- Predicate (predicator) is is the main verb in the sentence. It expresses what is said of the subject and usually consists of a verb with or without objects, complements, or adverbial modifiers (e.g. Mike studied three foreign languages at school)
- Predicative/subject complement is the nominal part of a predicate. It is the adjective, noun, pronoun, verbal or a clause that stands after the linking verb (copula) and ascribes some quality to the subject. (e.g. Mike is an excellent translator.)
- Object (direct, indirect, prepositional) receives the action and follows the main verb. A direct object is the receiver of an action; the indirect object shows to or for whom/what the action is performed.
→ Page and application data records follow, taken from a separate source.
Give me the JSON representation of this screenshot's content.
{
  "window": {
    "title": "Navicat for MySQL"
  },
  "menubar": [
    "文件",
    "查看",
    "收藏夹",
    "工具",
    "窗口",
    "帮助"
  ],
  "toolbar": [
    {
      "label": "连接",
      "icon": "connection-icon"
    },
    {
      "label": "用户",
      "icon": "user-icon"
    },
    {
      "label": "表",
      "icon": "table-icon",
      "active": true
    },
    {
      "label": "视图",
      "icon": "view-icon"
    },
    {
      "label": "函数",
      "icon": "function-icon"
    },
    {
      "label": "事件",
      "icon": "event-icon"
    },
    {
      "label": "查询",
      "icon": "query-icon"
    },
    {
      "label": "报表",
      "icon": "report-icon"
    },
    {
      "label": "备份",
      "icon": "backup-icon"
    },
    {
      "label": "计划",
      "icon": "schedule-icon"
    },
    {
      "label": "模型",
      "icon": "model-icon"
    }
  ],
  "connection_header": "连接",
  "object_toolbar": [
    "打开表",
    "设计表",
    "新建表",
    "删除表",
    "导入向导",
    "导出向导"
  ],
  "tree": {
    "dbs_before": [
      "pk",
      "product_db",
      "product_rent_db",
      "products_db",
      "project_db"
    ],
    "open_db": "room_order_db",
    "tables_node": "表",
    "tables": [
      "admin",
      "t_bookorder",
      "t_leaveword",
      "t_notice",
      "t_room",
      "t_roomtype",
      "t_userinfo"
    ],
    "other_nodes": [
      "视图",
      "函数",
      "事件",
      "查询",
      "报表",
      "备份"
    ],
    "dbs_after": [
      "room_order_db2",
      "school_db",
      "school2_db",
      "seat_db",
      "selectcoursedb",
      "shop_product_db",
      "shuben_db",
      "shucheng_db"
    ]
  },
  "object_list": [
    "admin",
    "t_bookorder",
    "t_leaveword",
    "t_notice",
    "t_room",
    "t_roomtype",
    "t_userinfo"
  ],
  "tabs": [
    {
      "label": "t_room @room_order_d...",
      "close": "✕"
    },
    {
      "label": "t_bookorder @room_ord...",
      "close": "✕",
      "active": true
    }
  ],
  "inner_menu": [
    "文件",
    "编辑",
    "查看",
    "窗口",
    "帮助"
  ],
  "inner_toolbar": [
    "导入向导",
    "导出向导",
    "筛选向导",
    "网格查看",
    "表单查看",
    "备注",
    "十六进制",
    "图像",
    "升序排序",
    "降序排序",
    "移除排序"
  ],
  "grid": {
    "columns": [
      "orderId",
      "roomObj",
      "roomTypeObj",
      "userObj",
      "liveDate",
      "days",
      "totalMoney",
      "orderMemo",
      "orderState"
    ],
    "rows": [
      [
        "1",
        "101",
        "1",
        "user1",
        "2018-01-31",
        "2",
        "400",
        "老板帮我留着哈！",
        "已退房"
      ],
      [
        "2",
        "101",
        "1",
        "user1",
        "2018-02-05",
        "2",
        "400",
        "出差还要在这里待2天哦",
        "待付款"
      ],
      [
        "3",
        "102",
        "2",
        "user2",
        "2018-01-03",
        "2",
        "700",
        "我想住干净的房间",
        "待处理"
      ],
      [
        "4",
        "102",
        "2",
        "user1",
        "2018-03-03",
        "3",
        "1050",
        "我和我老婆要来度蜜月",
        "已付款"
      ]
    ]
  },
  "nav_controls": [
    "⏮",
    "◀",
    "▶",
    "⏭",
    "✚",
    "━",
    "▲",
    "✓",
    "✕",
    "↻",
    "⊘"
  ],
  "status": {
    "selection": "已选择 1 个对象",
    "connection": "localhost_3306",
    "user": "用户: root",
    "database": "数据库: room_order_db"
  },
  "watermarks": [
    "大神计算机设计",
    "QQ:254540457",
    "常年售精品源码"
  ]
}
Semantically, object completes the meaning of the verb. (e.g. Mike studied three foreign languages at school)
- Adverbial modifier (of time, place, attendant circumstances, manner, purpose etc.) is a word or phrase that is used to modify another part of a sentence, usually a verb or adverb. (e.g. Mike studied three foreign languages at school)
- Attribute is a word ascribing a quality. It qualifies a noun and stands right before or sometimes after a noun. (e.g. Mike studied three foreign languages at school)
- Appositive is a noun or noun phrase that renames another noun right beside it, e.g. Henry, my cousin, lives on my block.
On the syntactic level we distinguish:
- A clause is a group of related words containing a subject and a verb.
A clause may be either a sentence or be a part of a complex sentence.
- Sentences can be simple, compound and complex.
- Complex sentences have a main (principal) clause and a subordinate clause or clauses.
e.g. The old man saw a black dog there. (simple sentence).
Tom believed it. (simple sentence).
Tom believed that the old man saw a black dog there. (complex sentence)
CHECK YOUR UNDERSTANDING
True of false?
A grammatical element is a bilateral sign
True. A grammatical element is a unity of form and meaning.
True of false?
Grammar mainly studies lexical meaning of words.
False. The main subject matter of grammar is the grammatical structure of language, i.e. the system of the laws of word changing and sentence building.
True of false?
A grammatical element has only the form.
False. A grammatical element is a unity of form and meaning.
True of false?
Grammatical synonyms exist in English.
What do we call the traditional subdivision of grammar studies dedicated to morphemes, parts of speech and their morphological categories?
What do we call the traditional subdivision of grammar studies dedicated to the study of sentences and the principles and processes by which sentences are constructed?
Determine the classes of all words in the following sentence:
Your channel must change all the programmes tomorrow.
Analyse the sentence defining the functions of phrases.
1. Your channel must change all the programs tomorrow.
all the programmes
Adverbial modifier of time
2. The Johnsons added a double garage to their house.
a double garage
to their house
Indirect prepositional object
Find subordinate (dependent) clauses.
Because the bridge wasn’t properly maintained by the government — adverbial clause of reason
if he keeps exercising — adverbial clause of condition
whose names are on the list — attributive clause
which most people love — attributive clause
When the book was written — subject clause
whom Michael hired to write his book — object clause